= AIM OF THE EXERCISE =
Please copy out each line of the entries in which "ratio" appears.

**** DATA IN THIS EXERCISE ****

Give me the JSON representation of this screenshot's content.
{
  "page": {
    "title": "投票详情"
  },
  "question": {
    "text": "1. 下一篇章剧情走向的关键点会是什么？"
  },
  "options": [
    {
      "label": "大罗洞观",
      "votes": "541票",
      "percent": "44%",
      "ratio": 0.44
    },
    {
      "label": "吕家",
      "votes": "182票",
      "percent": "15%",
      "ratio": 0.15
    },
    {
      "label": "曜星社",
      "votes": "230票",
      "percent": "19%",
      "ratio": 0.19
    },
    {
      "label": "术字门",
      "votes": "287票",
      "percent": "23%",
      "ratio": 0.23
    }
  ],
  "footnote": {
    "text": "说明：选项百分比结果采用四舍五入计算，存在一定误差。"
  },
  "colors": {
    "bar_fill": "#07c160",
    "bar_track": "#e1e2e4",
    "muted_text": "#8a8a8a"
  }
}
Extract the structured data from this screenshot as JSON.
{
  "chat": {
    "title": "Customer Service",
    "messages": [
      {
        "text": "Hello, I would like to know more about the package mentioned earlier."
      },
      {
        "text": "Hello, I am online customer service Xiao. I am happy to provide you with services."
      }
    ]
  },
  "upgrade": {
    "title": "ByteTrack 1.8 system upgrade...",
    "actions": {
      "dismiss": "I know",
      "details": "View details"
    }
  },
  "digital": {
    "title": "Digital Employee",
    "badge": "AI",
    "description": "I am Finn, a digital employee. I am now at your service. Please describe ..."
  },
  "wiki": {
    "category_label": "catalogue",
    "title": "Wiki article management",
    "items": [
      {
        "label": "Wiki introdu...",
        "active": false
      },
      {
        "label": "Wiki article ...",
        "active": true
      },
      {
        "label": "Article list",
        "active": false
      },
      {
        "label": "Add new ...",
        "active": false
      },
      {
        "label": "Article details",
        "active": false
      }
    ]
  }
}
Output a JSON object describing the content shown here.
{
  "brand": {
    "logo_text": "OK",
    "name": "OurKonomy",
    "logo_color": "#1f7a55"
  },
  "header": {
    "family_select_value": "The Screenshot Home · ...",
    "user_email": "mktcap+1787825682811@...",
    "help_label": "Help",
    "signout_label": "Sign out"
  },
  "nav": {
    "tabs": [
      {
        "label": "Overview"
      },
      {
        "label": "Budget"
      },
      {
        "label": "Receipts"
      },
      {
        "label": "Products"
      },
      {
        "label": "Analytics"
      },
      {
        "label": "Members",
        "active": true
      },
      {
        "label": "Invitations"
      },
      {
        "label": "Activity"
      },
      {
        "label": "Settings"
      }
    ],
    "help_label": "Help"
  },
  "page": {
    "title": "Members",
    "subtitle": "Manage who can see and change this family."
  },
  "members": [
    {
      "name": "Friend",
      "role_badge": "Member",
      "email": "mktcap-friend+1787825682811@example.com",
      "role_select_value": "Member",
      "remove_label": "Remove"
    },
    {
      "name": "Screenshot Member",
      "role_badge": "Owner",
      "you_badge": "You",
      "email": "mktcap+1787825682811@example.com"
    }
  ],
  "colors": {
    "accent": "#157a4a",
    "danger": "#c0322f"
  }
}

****

= EXERCISE RESPONSE =
      "ratio": 0.44
      "ratio": 0.15
      "ratio": 0.19
      "ratio": 0.23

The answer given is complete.